-7xo5oaRukMz_q5gaOTNMGByCtLGRcBuUldJ0QIJt0nSt_MM5KSOfXCSPv3XWc6I2T4DW0bPMhJ0DngL1ZgR_pF4bcvMNPaCTCeXwLY7-348F1BfNXFmjF6GWGnuRt4FxWlVY0gIGioYtoX65Us5yZganOVg2DRIuL_zbkOrlhF6GkSkPWkcQV0R4xDONsplaCorlfT0xgWxzf_Yigelk3KFEd3• If you are allergic to penicillin, you should not eat morel mushrooms, no matter how delectable. Morels contain a substance also found in penicillin that accumulates in body tissues and can eventually cause anaphylactic shock.

• Oil lamps containing mushroom wicks may have lighted the world for ancient peoples.

• Genghis Khan made gun powder out of charred shelf mushrooms.

These are a few of the fascinating mushroom facts shared by naturalist Tamara Spillis during a recent slide presentation to The Gathering Basket Herb Society.

On Saturday, May 2, Tamara will share her extensive knowledge with 20 lucky people as we walk The Quarry Farm nature trails and prairie.  We will have the opportunity to explore with Tammy as she identifies and talks about the mushrooms, flowers, and plants along the way, and if you have brought your camera, you can get some great photos.

Some wildflowers that we know about, like wood violets, blood root, and Jack-in-the-pulpit should be blooming on May 2, but the Quarry Farm staff are excited about the prospect of discovering other species that we haven’t yet identified.  When Tamara is finished surveying plant life here, we will have a great educational resource to share with visitors of all ages in the future.

Keep an eye on the weather forecast and come prepared for conditions.  No matter what, we will have a great day on the trail.

tammy spillis Harison Garden Club2-1About Tamara Spillis, Naturalist:

Tamara works part-time as Master Gardener Coordinator in Henry County (Ohio).  In addition, she is a small business owner who manages a naturalist service, working with private landowners and conservation entities to identify and document populations of wildflower and wildlife species.

She also teaches and lectures at museums and colleges on Native American bone and stone tool use.  An amateur mycologist, she has published articles on the use of mushrooms by diverse ancient and modern cultures for fire, warfare, and medicine.

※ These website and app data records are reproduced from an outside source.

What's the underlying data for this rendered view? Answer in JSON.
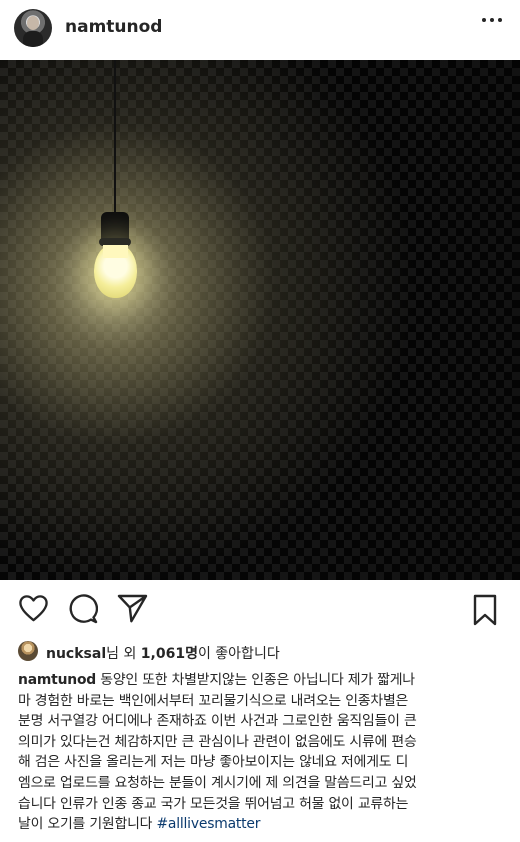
{
  "post": {
    "username": "namtunod",
    "image_icon": "light-bulb-icon"
  },
  "likes": {
    "liker_name": "nucksal",
    "suffix_before_count": "님 외 ",
    "count": "1,061명",
    "suffix_after_count": "이 좋아합니다"
  },
  "caption": {
    "username": "namtunod",
    "lines": [
      "동양인 또한 차별받지않는 인종은 아닙니다 제가 짧게나",
      "마 경험한 바로는 백인에서부터 꼬리물기식으로 내려오는 인종차별은",
      "분명 서구열강 어디에나 존재하죠 이번 사건과 그로인한 움직임들이 큰",
      "의미가 있다는건 체감하지만 큰 관심이나 관련이 없음에도 시류에 편승",
      "해 검은 사진을 올리는게 저는 마냥 좋아보이지는 않네요 저에게도 디",
      "엠으로 업로드를 요청하는 분들이 계시기에 제 의견을 말씀드리고 싶었",
      "습니다 인류가 인종 종교 국가 모든것을 뛰어넘고 허물 없이 교류하는",
      "날이 오기를 기원합니다"
    ],
    "hashtag": "#alllivesmatter"
  },
  "icons": {
    "more": "more-options-icon",
    "heart": "heart-icon",
    "comment": "comment-icon",
    "share": "share-icon",
    "bookmark": "bookmark-icon"
  }
}
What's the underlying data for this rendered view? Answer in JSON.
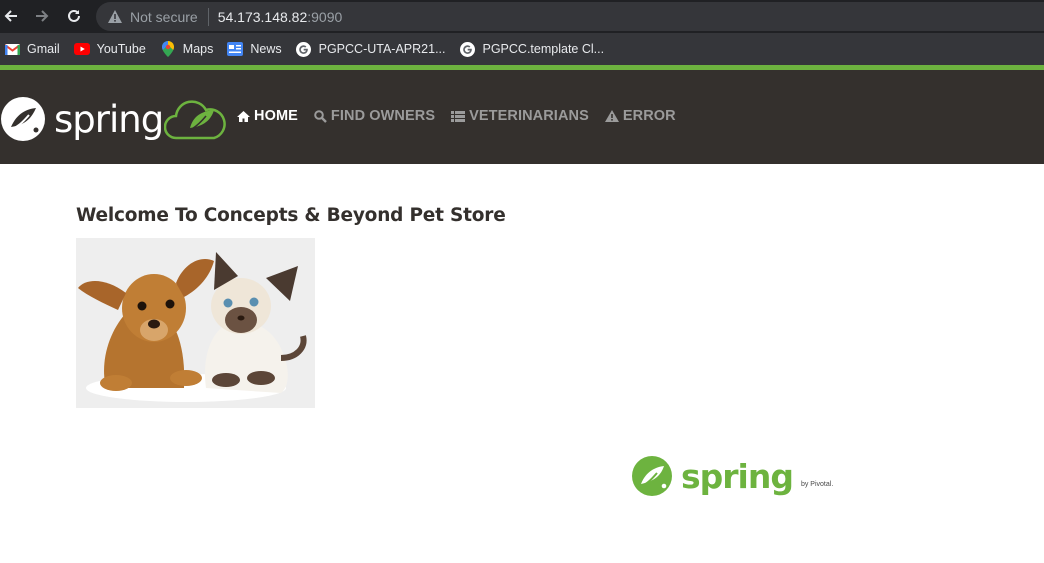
{
  "browser": {
    "security_label": "Not secure",
    "host": "54.173.148.82",
    "port": ":9090"
  },
  "bookmarks": [
    {
      "label": "Gmail",
      "icon": "gmail-icon"
    },
    {
      "label": "YouTube",
      "icon": "youtube-icon"
    },
    {
      "label": "Maps",
      "icon": "maps-icon"
    },
    {
      "label": "News",
      "icon": "news-icon"
    },
    {
      "label": "PGPCC-UTA-APR21...",
      "icon": "google-icon"
    },
    {
      "label": "PGPCC.template Cl...",
      "icon": "google-icon"
    }
  ],
  "navbar": {
    "brand": "spring",
    "items": [
      {
        "label": "HOME",
        "icon": "home-icon",
        "active": true
      },
      {
        "label": "FIND OWNERS",
        "icon": "search-icon",
        "active": false
      },
      {
        "label": "VETERINARIANS",
        "icon": "list-icon",
        "active": false
      },
      {
        "label": "ERROR",
        "icon": "warning-icon",
        "active": false
      }
    ]
  },
  "main": {
    "title": "Welcome To Concepts & Beyond Pet Store"
  },
  "footer": {
    "brand": "spring",
    "byline": "by Pivotal."
  },
  "colors": {
    "spring_green": "#6db33f",
    "navbar_bg": "#34302d",
    "chrome_bg": "#202124"
  }
}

Color photos that Tamara has taken in the field showed insects feeding on and pollinating wildflowers, plants in the various stages of their life cycles, easily confused plants with similar flowers — one edible and the other deadly, mutually supportive plant and insect relationships, common wild plants that are edible and others that are toxic, plants that we live alongside of but rarely see in our everyday lives, and many other insights into the natural world of the fields and woods around us.